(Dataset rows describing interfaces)
◇ ◇ ◇ ◇ ◇

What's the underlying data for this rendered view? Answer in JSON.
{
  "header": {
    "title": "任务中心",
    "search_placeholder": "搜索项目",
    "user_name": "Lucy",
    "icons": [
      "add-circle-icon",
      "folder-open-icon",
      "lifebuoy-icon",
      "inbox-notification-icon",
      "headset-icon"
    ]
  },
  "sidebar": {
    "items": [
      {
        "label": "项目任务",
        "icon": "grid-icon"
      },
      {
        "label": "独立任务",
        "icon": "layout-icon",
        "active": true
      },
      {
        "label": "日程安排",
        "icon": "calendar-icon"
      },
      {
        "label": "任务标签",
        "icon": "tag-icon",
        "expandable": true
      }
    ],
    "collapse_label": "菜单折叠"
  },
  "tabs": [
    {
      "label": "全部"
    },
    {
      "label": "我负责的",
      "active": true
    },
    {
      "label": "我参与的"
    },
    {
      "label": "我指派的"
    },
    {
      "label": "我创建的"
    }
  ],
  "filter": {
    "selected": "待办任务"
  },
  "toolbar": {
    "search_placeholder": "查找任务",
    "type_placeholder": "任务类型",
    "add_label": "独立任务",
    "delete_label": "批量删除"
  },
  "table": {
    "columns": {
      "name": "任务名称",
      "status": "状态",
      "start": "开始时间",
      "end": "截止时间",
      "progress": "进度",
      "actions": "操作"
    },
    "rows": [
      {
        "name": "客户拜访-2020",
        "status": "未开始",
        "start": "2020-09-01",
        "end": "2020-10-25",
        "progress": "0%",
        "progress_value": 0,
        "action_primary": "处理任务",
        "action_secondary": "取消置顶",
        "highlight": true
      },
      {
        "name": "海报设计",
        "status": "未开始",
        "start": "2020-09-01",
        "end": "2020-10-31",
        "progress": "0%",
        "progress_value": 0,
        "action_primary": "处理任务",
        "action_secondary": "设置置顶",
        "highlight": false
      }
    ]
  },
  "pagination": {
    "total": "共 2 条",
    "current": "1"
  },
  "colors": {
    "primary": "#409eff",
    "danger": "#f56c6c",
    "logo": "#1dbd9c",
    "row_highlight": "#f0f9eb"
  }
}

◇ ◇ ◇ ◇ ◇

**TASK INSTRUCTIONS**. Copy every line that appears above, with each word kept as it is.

**SOLUTION TO THIS EXERCISE**.
What's the underlying data for this rendered view? Answer in JSON.
{
  "header": {
    "title": "任务中心",
    "search_placeholder": "搜索项目",
    "user_name": "Lucy",
    "icons": [
      "add-circle-icon",
      "folder-open-icon",
      "lifebuoy-icon",
      "inbox-notification-icon",
      "headset-icon"
    ]
  },
  "sidebar": {
    "items": [
      {
        "label": "项目任务",
        "icon": "grid-icon"
      },
      {
        "label": "独立任务",
        "icon": "layout-icon",
        "active": true
      },
      {
        "label": "日程安排",
        "icon": "calendar-icon"
      },
      {
        "label": "任务标签",
        "icon": "tag-icon",
        "expandable": true
      }
    ],
    "collapse_label": "菜单折叠"
  },
  "tabs": [
    {
      "label": "全部"
    },
    {
      "label": "我负责的",
      "active": true
    },
    {
      "label": "我参与的"
    },
    {
      "label": "我指派的"
    },
    {
      "label": "我创建的"
    }
  ],
  "filter": {
    "selected": "待办任务"
  },
  "toolbar": {
    "search_placeholder": "查找任务",
    "type_placeholder": "任务类型",
    "add_label": "独立任务",
    "delete_label": "批量删除"
  },
  "table": {
    "columns": {
      "name": "任务名称",
      "status": "状态",
      "start": "开始时间",
      "end": "截止时间",
      "progress": "进度",
      "actions": "操作"
    },
    "rows": [
      {
        "name": "客户拜访-2020",
        "status": "未开始",
        "start": "2020-09-01",
        "end": "2020-10-25",
        "progress": "0%",
        "progress_value": 0,
        "action_primary": "处理任务",
        "action_secondary": "取消置顶",
        "highlight": true
      },
      {
        "name": "海报设计",
        "status": "未开始",
        "start": "2020-09-01",
        "end": "2020-10-31",
        "progress": "0%",
        "progress_value": 0,
        "action_primary": "处理任务",
        "action_secondary": "设置置顶",
        "highlight": false
      }
    ]
  },
  "pagination": {
    "total": "共 2 条",
    "current": "1"
  },
  "colors": {
    "primary": "#409eff",
    "danger": "#f56c6c",
    "logo": "#1dbd9c",
    "row_highlight": "#f0f9eb"
  }
}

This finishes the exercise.